• **Stored data**

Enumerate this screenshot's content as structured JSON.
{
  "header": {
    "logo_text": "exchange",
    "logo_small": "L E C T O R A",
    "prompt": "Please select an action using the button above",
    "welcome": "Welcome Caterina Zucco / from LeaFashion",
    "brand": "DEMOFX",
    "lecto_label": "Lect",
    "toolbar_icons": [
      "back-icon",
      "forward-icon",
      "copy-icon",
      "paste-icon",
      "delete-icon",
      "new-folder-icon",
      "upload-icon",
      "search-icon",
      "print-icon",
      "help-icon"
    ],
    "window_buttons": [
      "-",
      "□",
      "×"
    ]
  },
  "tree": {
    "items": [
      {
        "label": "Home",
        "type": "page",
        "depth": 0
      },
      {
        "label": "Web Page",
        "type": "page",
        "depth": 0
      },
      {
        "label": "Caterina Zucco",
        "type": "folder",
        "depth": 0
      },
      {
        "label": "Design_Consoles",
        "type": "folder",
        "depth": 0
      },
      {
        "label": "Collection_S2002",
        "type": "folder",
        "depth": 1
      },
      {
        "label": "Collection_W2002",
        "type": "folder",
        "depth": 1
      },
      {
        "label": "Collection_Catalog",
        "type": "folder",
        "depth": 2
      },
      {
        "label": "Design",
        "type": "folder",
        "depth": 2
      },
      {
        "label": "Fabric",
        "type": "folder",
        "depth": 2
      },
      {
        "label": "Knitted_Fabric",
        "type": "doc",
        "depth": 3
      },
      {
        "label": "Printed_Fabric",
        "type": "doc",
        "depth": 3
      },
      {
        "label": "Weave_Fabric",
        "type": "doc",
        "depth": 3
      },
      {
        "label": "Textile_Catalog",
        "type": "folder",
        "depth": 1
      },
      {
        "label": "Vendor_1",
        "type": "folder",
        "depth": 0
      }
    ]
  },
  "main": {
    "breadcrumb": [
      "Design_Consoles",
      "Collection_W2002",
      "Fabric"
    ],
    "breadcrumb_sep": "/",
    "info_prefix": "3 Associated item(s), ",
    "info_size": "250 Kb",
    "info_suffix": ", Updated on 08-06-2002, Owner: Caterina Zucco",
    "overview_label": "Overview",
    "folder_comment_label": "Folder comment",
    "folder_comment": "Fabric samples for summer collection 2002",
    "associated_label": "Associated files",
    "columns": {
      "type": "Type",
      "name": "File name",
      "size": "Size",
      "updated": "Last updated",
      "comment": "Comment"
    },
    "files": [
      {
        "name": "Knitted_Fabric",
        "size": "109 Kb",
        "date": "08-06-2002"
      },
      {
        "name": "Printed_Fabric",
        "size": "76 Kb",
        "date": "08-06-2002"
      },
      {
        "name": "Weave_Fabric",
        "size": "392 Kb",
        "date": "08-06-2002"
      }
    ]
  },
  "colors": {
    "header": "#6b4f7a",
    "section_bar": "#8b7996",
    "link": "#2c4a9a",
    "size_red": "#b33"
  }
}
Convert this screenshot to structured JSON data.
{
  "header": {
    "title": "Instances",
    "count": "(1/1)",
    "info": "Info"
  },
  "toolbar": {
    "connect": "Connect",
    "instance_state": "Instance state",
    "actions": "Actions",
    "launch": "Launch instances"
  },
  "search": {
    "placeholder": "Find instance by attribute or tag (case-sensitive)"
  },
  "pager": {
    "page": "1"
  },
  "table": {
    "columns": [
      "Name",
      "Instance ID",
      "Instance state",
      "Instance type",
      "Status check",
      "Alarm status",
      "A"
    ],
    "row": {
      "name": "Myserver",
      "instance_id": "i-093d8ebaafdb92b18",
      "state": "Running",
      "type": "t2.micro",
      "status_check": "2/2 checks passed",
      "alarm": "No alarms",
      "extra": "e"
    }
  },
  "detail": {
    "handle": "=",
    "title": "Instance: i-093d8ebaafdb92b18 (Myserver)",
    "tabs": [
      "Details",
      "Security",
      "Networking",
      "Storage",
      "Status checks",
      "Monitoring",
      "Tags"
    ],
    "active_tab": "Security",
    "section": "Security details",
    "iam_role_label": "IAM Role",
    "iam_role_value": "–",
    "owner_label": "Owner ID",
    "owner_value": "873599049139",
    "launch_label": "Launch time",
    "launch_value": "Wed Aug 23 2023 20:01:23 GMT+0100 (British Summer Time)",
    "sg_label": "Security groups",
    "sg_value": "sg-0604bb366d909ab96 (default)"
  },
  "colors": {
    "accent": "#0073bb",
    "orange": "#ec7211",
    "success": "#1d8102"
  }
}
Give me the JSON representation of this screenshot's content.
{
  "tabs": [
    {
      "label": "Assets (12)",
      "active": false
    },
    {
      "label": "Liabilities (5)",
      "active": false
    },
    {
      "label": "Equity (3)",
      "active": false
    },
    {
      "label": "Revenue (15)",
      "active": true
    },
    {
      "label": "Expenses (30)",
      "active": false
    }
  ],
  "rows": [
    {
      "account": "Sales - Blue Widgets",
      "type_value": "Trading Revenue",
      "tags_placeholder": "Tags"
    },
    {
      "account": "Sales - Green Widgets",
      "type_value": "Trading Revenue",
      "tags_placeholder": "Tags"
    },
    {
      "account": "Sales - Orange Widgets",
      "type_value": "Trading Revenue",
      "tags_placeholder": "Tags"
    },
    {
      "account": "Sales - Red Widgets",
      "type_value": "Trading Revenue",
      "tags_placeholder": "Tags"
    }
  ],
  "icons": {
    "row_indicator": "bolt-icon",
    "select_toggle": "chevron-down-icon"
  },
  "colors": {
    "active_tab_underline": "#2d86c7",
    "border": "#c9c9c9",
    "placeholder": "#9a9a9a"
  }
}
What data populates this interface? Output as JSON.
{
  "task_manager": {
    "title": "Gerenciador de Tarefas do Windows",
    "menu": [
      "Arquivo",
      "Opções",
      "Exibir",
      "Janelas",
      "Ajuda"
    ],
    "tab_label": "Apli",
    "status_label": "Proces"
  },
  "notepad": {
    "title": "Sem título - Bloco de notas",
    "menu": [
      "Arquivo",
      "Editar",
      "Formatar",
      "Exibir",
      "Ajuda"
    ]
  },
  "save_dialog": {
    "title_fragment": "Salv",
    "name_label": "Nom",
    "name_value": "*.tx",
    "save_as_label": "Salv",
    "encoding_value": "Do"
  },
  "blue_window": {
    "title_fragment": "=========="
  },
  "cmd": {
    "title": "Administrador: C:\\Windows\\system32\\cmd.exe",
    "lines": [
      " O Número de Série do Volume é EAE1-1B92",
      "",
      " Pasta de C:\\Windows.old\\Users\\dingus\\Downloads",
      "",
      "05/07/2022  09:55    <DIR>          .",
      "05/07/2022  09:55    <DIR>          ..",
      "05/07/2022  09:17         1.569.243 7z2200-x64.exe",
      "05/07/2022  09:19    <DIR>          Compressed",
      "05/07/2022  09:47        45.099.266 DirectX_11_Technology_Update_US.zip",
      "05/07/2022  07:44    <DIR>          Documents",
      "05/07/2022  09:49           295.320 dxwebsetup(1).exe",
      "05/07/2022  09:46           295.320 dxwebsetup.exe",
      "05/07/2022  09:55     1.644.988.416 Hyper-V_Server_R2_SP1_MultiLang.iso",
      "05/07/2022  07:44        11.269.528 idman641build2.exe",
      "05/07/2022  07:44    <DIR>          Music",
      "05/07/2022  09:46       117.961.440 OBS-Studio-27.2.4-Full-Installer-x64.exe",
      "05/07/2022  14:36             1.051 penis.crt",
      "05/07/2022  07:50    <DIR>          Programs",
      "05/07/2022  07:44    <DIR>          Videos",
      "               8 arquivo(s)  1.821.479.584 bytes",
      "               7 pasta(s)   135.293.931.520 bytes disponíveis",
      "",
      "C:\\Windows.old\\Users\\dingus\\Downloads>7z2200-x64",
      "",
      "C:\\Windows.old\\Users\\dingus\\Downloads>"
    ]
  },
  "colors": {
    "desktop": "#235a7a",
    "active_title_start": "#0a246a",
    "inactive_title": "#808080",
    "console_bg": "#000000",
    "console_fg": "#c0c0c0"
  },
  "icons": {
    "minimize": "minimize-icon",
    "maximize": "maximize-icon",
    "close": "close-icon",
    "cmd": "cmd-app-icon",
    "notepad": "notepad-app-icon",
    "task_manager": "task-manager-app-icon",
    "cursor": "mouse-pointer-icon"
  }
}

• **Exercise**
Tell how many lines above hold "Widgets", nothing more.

• **Task solution**
4